I pointed out that many of you will be surprised at the tally and, indeed, you were.
Over the last week, I heard from many who were anxious to chat about how this exercise has opened their eyes to the degree to which their lives are governed every day by habits, many of which they were completely unaware of.
My experience has taught me this is true for us all. So deeply ingrained and entrenched are many of our habits, and so automatically and unconsciously do we deploy them, that we are oblivious to their presence and are equally unaware of the impact they have on our lives.
I hinted last week that many would not be surprised to discover and become aware of more than 50 habits. The “winner” was Christine who indicated she had listed more than 200 and was still discovering more.
Dictionary.com defines a habit as an acquired behavior pattern regularly followed until it has become almost involuntary:
By this definition, I’m sure Christine is not alone in reaching a count of over 200 and I expect over the coming weeks to hear from more people reporting that they too have listed habits totaling in the hundreds.
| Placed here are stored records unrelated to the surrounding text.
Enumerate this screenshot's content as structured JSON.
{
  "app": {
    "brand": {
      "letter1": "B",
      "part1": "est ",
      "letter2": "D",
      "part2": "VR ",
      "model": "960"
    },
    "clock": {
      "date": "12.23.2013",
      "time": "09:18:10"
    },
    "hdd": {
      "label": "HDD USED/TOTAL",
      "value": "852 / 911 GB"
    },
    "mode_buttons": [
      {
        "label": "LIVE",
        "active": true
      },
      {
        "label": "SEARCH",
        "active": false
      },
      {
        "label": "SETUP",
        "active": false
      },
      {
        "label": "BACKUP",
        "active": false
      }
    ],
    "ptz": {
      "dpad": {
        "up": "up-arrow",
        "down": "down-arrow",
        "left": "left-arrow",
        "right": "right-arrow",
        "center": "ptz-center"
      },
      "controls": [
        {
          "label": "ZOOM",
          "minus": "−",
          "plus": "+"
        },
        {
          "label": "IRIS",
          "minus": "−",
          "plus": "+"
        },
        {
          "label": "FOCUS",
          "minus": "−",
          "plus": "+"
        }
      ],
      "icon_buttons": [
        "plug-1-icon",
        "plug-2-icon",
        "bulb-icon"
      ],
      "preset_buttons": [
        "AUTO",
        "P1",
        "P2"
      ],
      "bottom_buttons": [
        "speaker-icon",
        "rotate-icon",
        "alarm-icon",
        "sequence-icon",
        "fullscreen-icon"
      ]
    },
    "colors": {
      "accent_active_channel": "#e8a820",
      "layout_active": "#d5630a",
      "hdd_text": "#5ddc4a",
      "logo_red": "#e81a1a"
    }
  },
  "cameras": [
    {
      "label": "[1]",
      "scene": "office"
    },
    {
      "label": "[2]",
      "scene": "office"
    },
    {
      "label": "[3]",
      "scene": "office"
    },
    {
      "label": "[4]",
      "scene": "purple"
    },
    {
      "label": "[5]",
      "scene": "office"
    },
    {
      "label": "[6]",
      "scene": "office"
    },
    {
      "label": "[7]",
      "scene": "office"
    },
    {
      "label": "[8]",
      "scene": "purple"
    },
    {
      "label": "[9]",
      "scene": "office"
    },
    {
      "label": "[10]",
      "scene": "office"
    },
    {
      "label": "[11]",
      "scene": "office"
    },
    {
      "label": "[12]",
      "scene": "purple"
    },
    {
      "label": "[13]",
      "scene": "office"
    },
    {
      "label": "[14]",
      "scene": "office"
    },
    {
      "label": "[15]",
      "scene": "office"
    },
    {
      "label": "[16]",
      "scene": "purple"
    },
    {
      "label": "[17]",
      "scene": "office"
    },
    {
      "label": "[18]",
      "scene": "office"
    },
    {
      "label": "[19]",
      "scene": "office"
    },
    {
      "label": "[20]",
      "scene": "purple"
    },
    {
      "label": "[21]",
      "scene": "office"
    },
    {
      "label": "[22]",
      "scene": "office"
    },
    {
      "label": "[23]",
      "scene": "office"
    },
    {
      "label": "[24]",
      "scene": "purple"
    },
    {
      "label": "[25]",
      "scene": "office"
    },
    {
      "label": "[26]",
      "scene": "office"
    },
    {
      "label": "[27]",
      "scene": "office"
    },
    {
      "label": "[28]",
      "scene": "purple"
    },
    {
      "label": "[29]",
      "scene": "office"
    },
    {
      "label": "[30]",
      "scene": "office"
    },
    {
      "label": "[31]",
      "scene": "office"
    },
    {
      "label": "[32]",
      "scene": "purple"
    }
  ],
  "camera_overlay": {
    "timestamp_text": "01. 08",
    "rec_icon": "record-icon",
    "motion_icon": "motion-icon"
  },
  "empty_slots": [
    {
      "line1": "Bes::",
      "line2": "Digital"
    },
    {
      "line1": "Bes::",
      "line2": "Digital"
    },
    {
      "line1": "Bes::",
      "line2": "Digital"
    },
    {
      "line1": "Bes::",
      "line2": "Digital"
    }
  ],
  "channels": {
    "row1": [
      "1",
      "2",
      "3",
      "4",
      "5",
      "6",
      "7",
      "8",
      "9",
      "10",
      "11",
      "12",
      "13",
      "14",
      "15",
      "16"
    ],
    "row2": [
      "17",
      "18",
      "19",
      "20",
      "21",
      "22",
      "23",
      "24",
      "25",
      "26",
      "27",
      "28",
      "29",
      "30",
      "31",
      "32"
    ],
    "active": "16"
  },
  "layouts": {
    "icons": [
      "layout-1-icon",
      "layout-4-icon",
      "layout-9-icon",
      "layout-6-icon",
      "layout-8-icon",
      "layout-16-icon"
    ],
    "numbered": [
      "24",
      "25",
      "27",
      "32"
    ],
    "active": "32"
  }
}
Someone else asked why I felt it necessary to encourage readers to tally their habits. It certainly isn’t necessary, however as we go through this exercise and see the number growing larger and larger, it helps us realize how habit-bound we are.
The question at hand is not how many habits we have, but rather how much value, or distress they bring into our lives.
We acquire habits in two different ways: by design or by default. It is safe to state that the majority are by default. They chose us.
There is great value in recognizing and listing our habits, as a quick glance through the list will tell us which we need to keep and which we should replace.
A long-held guiding principle tells us we can’t fix what we don’t acknowledge. Which explains why acknowledging those habits that are moving us away from where we want to be is the first step so we can take the necessary steps to design the habits we want to replace them with.
If you haven’t yet begun this exercise, begin right away. You will find this to be one of the most interesting and revealing exercises in self-discovery you have ever undertaken. You will very quickly come to realize why long-term, beneficial, sustainable change will only take place can only happen when we design and adopt powerful, empowering new habits to replace the ones that have caused the very results we wish to change.
Let me repeat, change doesn’t come about by introducing new behaviours, it comes about by creating the habits that sustain those behaviours in the long term.
As a Habits Coach, I have witnessed the truthfulness of this statement far too often to doubt it.
So go ahead, list ‘em, count’ em and then call me and let’s talk about ‘em.
I can’t wait to hear from you.
Let’s make a habit of meeting like this.